The Shar Pei breed comes from the Guangdong province of China. The original Shar-Pei from China looked very different from the breed now popular in the West.
Pictures on pottery suggest the breed was present even in the Han Dynasty (206 BC). For many years, the Shar-Pei was kept as a general-purpose farm dog in the Chinese countryside, used for hunting, protecting and herding stock and guarding the home and family. During that time, the Shar-Pei was bred for intelligence, strength and scowling face. Later, it was used for dog fighting. The loose skin and extremely prickly coat were developed originally to help the Shar Pei fend off wild boar, as they were used to hunt. The Shar-Pei's most intriguing feature, in this respect, is that if one grabs them by any loose wrinkle, they can actually twist in their skin and face in one's direction. This trait was used in fighting as a means for them to fight back; they would be bitten and twist in their skin to bite back at the offender.
During the Communist Revolution, when the Shar Pei population dwindled dramatically, dogs were rescued by a Hong Kong businessman named Matgo Law, who appealed to Americans in 1973 through a dog magazine to save the breed. Around 200 Shar-Peis were smuggled into America. The current American Shar Pei population stems mainly from these original 200.
DNA analysis has concluded that the Shar Pei is one of the most ancient dog breeds.
The Shar Pei is often suspicious of strangers, which pertains to their origin as a guard dog. In general, the breed has proved itself to be a loving, devoted family dog. They are also a very independent and reserved breed. Nevertheless, the Shar Pei is extremely devoted, loyal and affectionate to its family and is amenable to accepting strangers, given time and proper introduction at a young age. If poorly socialized or trained, it can become especially territorial and aggressive. Even friendly and well-socialized individuals will retain the breeds watch dog proclivities (such as barking at strangers). It is a largely silent breed, barking only when playing or when worried.
The Shar Pei were originally bred as palace guards in China. This breed is also very protective of its home and family, a powerful dog that is willing to guard its family members. The breed is amenable to training but can get bored from repetition.
Overall, the Shar Pei is a dog that is loyal and loving to its family while being very protective and independent.
Allergy-induced skin infections can be a problem in this breed, caused by poorly selected breeding stock. This has become rarer over the years with responsible breeders and lines.
Familial Shar Pei fever (FSF) is a serious congenital disease that causes short fevers lasting up to 24 hours, usually accompanied by accumulation of fluid around the ankles (called Swollen Hock Syndrome). These fevers may or may not recur at more frequent intervals and become more intense.

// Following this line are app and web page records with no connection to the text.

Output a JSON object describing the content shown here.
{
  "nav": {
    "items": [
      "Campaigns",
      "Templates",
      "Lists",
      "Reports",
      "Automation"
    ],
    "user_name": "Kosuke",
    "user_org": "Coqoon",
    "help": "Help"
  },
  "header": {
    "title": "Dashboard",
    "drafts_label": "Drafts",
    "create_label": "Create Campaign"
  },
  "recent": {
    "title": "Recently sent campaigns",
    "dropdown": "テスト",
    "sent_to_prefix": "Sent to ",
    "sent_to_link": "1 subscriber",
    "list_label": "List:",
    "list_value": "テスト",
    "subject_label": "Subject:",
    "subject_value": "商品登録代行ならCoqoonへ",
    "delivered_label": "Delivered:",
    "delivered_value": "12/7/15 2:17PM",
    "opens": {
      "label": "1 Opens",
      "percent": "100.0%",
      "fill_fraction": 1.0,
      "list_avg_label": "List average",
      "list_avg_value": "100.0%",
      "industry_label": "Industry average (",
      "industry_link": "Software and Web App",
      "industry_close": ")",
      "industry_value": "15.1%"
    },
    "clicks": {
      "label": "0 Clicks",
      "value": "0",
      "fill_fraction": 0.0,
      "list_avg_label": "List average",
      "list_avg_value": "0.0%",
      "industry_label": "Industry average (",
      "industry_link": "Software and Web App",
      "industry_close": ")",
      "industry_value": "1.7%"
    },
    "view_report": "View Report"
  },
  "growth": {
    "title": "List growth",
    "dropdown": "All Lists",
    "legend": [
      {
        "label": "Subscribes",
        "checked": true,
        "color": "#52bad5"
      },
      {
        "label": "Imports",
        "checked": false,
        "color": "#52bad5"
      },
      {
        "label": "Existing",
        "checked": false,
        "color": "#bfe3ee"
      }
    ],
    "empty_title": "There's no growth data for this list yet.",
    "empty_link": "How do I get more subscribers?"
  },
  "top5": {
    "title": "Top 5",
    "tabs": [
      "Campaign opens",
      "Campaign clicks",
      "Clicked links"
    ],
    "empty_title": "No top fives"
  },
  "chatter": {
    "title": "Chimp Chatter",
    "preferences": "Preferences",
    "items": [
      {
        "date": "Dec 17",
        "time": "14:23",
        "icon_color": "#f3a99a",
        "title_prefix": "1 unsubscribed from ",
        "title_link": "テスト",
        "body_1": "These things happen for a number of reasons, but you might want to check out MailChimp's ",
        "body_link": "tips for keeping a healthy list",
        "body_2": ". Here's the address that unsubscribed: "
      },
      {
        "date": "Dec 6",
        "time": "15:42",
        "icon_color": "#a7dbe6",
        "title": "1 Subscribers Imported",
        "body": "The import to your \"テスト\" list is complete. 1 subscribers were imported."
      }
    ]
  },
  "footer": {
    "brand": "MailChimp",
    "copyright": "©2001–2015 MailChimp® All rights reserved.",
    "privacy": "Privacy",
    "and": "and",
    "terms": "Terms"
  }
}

Amyloidosis, a long-term condition, is most likely related to FSF, caused by unprocessed amyloid proteins depositing in the organs, most often in the kidneys or liver, leading eventually to renal failure. There is no early test for FSF, but as it is congenital, the dog is either born with it or without it, and if one attack occurs (usually brought on by excessive emotional or physical stress), the dog will always be susceptible to another. With proper care, a Shar-Pei with FSF can live a completely normal and long life.
A common problem is a painful eye condition, entropion, in which the eyelashes curl inward, irritating the eye. Untreated, it can cause blindness. This condition can be fixed by surgery ("tacking" the eyelids up so they will not roll onto the eyeball for puppies or surgically removing extra skin in adolescent and older Shar Pei).
Responsible breeders work with great success to reduce the frequency of these genetic problems, and so finding an experienced, well-established Shar-Pei breeder is important. Some problems (i.e., the need for eye tacking) can be virtually eliminated from experienced breeders' litters. The breeder will also give the best and most detailed diet information specific to their Shar-Pei.
- Familial Shar-Pei Fever (external link opens in a new window)